I first loaned John … some reprints of Boodin papers, and most importantly “The Existence of Social Minds.” He also read my own class notes and heard me zealously expound my brand-new knowledge. He read Boodin’s Cosmic Evolution, and I rather think he never returned it to me. He also read, later on with Ed Ricketts, Boodin’s biggest tome, A Realistic Universe.
In another letter on October 19, Albee wrote that Steinbeck and Boodin shared correspondence and that Boodin called Steinbeck his “‘writer friend up north’ from whom he had just heard, who was so complimentary, and who was so ‘modest’ that he ‘asks my permission to use some of my philosophy in his writing.’” In Log from the Sea of Cortez, Steinbeck quotes Boodin’s A Realistic Universe: “Boodin remarks the essential nobility of philosophy and how it has fallen into disrepute. ‘Somehow,’ he says, ‘the laws of thoughts must be the laws of things if we are going to attempt a science of reality’” (962).
Although postmodernism has brought with it an emphasis on larger social forces that shape authorship, it may appear reductive to conduct an influence study on a writer such as Steinbeck, who drew inspiration from a myriad of sources. Nevertheless, scholarly attention has neglected Boodin’s direct relevance to Steinbeck. When read through the lens of Boodin’s ideal philosophical system in The Social Mind, Steinbeck’s group-man theory, “The Argument of Phalanx,” forces us to reexamine Doc Burton’s influence on the Party in In Dubious Battle, on the “questing mind and developed leadership” of Jim Casy, and on his disciple Tom Joad (Working Days 20). It also requires a reexamination of the people’s resistance in The Moon Is Down, taking into account readings and discussions of Boodin’s philosophical system.
II. Boodin’s Philosophy of the Social Mind

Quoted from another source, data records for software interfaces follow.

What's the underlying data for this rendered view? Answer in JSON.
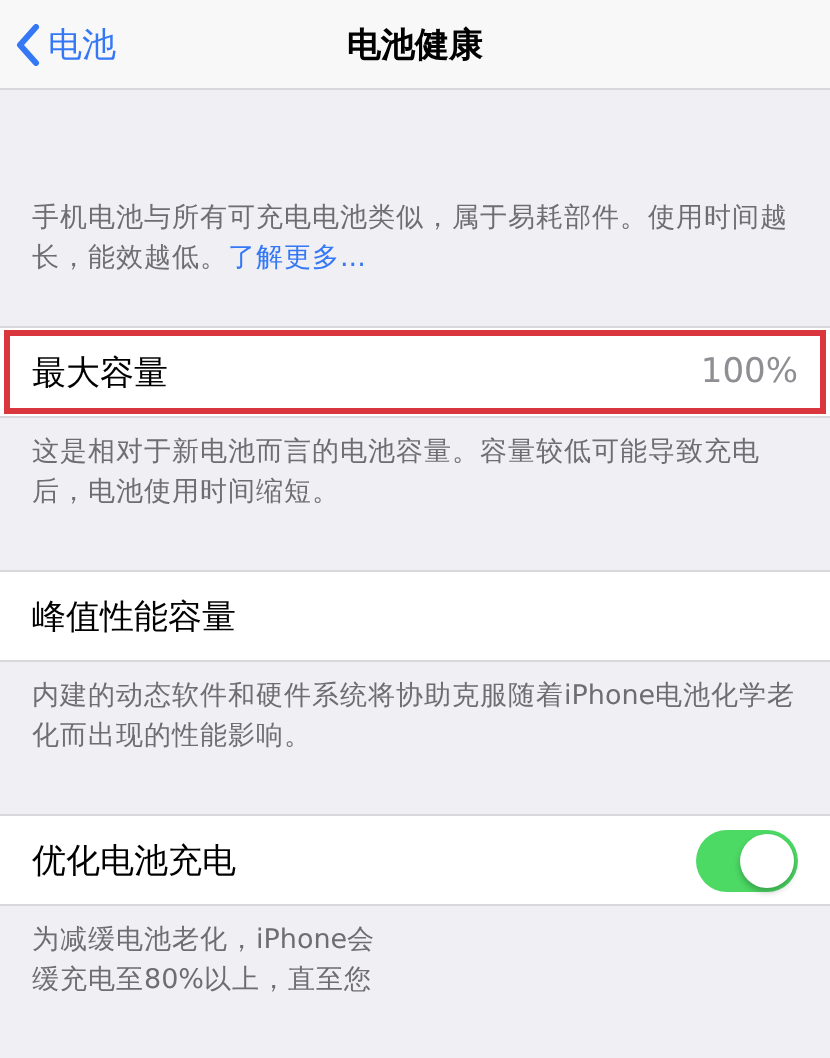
{
  "nav": {
    "back": "电池",
    "title": "电池健康"
  },
  "intro": {
    "text": "手机电池与所有可充电电池类似，属于易耗部件。使用时间越长，能效越低。",
    "link": "了解更多..."
  },
  "sections": [
    {
      "kind": "value",
      "label": "最大容量",
      "value": "100%",
      "highlighted": true,
      "footer": [
        "这是相对于新电池而言的电池容量。容量较低可能导致充电后，电池使用时间缩短。"
      ]
    },
    {
      "kind": "plain",
      "label": "峰值性能容量",
      "highlighted": false,
      "footer": [
        "内建的动态软件和硬件系统将协助克服随着iPhone电池化学老化而出现的性能影响。"
      ]
    },
    {
      "kind": "toggle",
      "label": "优化电池充电",
      "on": true,
      "highlighted": false,
      "footer": [
        "为减缓电池老化，iPhone会",
        "缓充电至80%以上，直至您"
      ]
    }
  ]
}
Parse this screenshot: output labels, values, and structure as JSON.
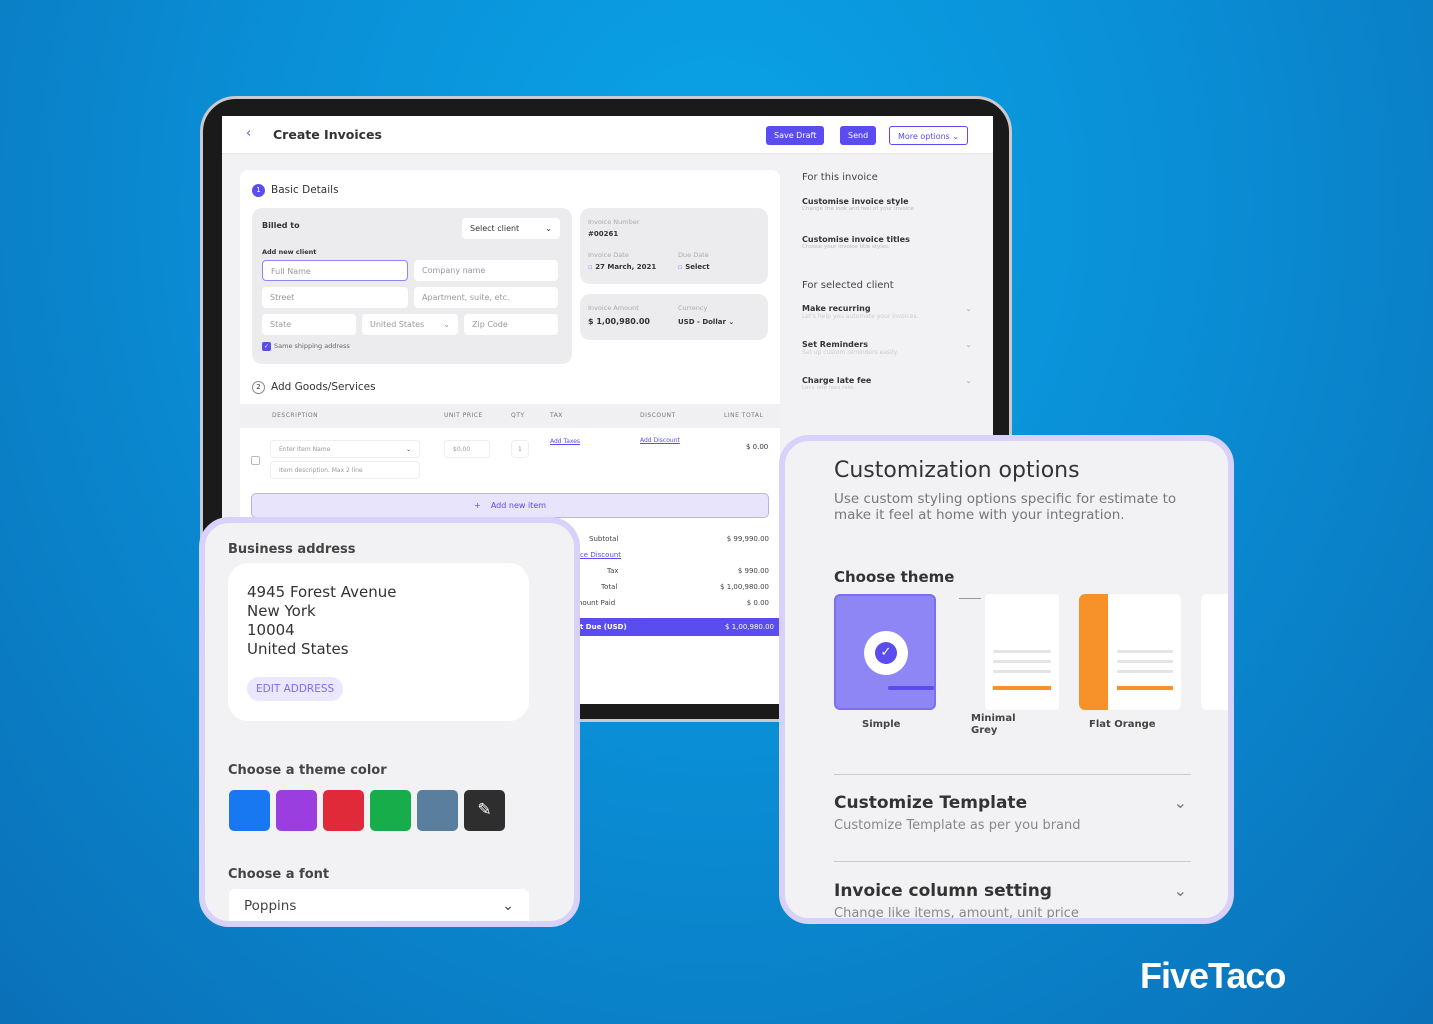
{
  "app": {
    "title": "Create Invoices",
    "save_draft": "Save Draft",
    "send": "Send",
    "more_options": "More options"
  },
  "basic": {
    "step": "1",
    "title": "Basic Details",
    "billed_to": "Billed to",
    "select_client": "Select client",
    "add_new_client": "Add new client",
    "fields": {
      "full_name": "Full Name",
      "company": "Company name",
      "street": "Street",
      "apartment": "Apartment, suite, etc.",
      "state": "State",
      "country": "United States",
      "zip": "Zip Code"
    },
    "same_shipping": "Same shipping address",
    "invoice_number_label": "Invoice Number",
    "invoice_number": "#00261",
    "invoice_date_label": "Invoice Date",
    "invoice_date": "27 March, 2021",
    "due_date_label": "Due Date",
    "due_date": "Select",
    "invoice_amount_label": "Invoice Amount",
    "invoice_amount": "$ 1,00,980.00",
    "currency_label": "Currency",
    "currency": "USD - Dollar"
  },
  "goods": {
    "step": "2",
    "title": "Add Goods/Services",
    "columns": [
      "DESCRIPTION",
      "UNIT PRICE",
      "QTY",
      "TAX",
      "DISCOUNT",
      "LINE TOTAL"
    ],
    "item_placeholder": "Enter Item Name",
    "desc_placeholder": "Item description. Max 2 line",
    "price_placeholder": "$0.00",
    "qty": "1",
    "add_taxes": "Add Taxes",
    "add_discount": "Add Discount",
    "line_total": "$ 0.00",
    "add_item": "Add new item"
  },
  "totals": {
    "subtotal_label": "Subtotal",
    "subtotal": "$ 99,990.00",
    "discount_link": "ice Discount",
    "tax_label": "Tax",
    "tax": "$ 990.00",
    "total_label": "Total",
    "total": "$ 1,00,980.00",
    "paid_label": "nount Paid",
    "paid": "$ 0.00",
    "due_label": "t Due (USD)",
    "due": "$ 1,00,980.00"
  },
  "sidebar": {
    "for_invoice": "For this invoice",
    "items_invoice": [
      {
        "title": "Customise invoice style",
        "sub": "Change the look and feel of your invoice"
      },
      {
        "title": "Customise invoice titles",
        "sub": "Choose your invoice title styles."
      }
    ],
    "for_client": "For selected client",
    "items_client": [
      {
        "title": "Make recurring",
        "sub": "Let's help you automate your invoices."
      },
      {
        "title": "Set Reminders",
        "sub": "Set up custom reminders easily."
      },
      {
        "title": "Charge late fee",
        "sub": "Levy late fees rate."
      }
    ]
  },
  "business": {
    "title": "Business address",
    "address": [
      "4945  Forest Avenue",
      "New York",
      "10004",
      "United States"
    ],
    "edit": "EDIT ADDRESS",
    "theme_color_title": "Choose a theme color",
    "colors": [
      "#1778f2",
      "#9b3ee0",
      "#e02a3a",
      "#16ad4a",
      "#5a7f9e",
      "#2e2e2e"
    ],
    "font_title": "Choose a font",
    "font": "Poppins"
  },
  "custom": {
    "title": "Customization options",
    "subtitle": "Use custom styling options specific for estimate to make it feel at home with your integration.",
    "theme_title": "Choose theme",
    "themes": [
      {
        "name": "Simple",
        "selected": true
      },
      {
        "name": "Minimal Grey",
        "selected": false
      },
      {
        "name": "Flat Orange",
        "selected": false
      }
    ],
    "template_title": "Customize Template",
    "template_sub": "Customize Template as per you brand",
    "column_title": "Invoice column setting",
    "column_sub": "Change like items, amount, unit price"
  },
  "brand": {
    "logo": "FiveTaco"
  },
  "accent": "#5b4cf0"
}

Unlike Josiah Royce, Emerson, and others, Boodin is now relatively obscure in philosophical circles. The dominant paradigm in early twentieth-century philosophy was not the idealistic, mind-driven systems of Kant and Hegel but rather pragmatism...